Caught somewhere between a vagabond, a rebel and a punk, Louise Gray’s A/W13 was inspired by the New York generation of the 1950s and 60s. “A lived in, perhaps lived in all night feel,” suggested make-up artist James O’Reilly, whose restricted colour palette of red and black helped cement the unruly edge to Gray’s collection. “While in the past I've used a lot of colour for Louise's show, I wanted to make the girl a bit harder, less considered in a sense.” Individually cut strip lashes were glued at random underneath the eyes, while some girls wore eyelash extended sunglasses designed by Lunettes Kollektion. “It was about finding the beauty in the imperfections of a make-up,” says O’Reilly, “as I often find it is what’s left over that is most beautiful, a more fragile kind of beauty.”
“It was about finding the beauty in the imperfections of a make-up,” says O’Reilly, “as I often find it is what’s left over that is most beautiful, a more fragile kind of beauty.”

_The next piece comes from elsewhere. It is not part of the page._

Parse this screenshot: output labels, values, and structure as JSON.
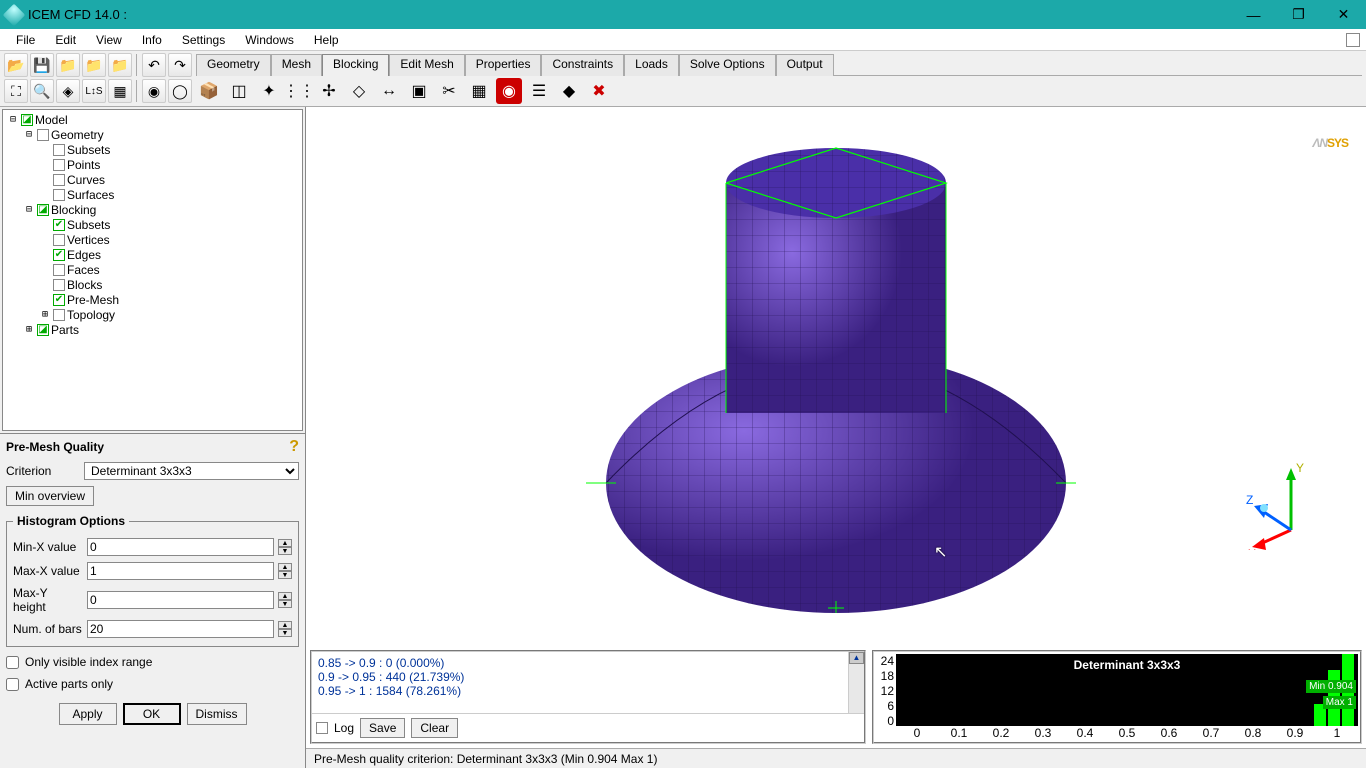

Hair was unkempt, matt and dishevelled, piled high with toilet-paper rollers, created by Nick Irwin, Global Creative Director for Tigi. “It was just very important that the hair looked like it had not been washed for a long time,” he explains. “so to exaggerate the dirtiness of the hair, we painted gel onto the roots.” The models wore bright bin bag hats designed by Stephen Jones and tin foil added by stylist Richard Sloan, alongside cellophane jewellery, tin foil badges and kitchen utensil earrings, transporting the audience back to the ragged, fast-paced extravagance of the 1960s. The collection was typically Gray, where humour and attitude and clashing patterns were coupled with wearable pieces, such as a woollen sweaters, double-breasted coats or an oversized tote back embroidered with the words “HEY CRAZY,” the name of the collection itself.
Text by Mhairi Graham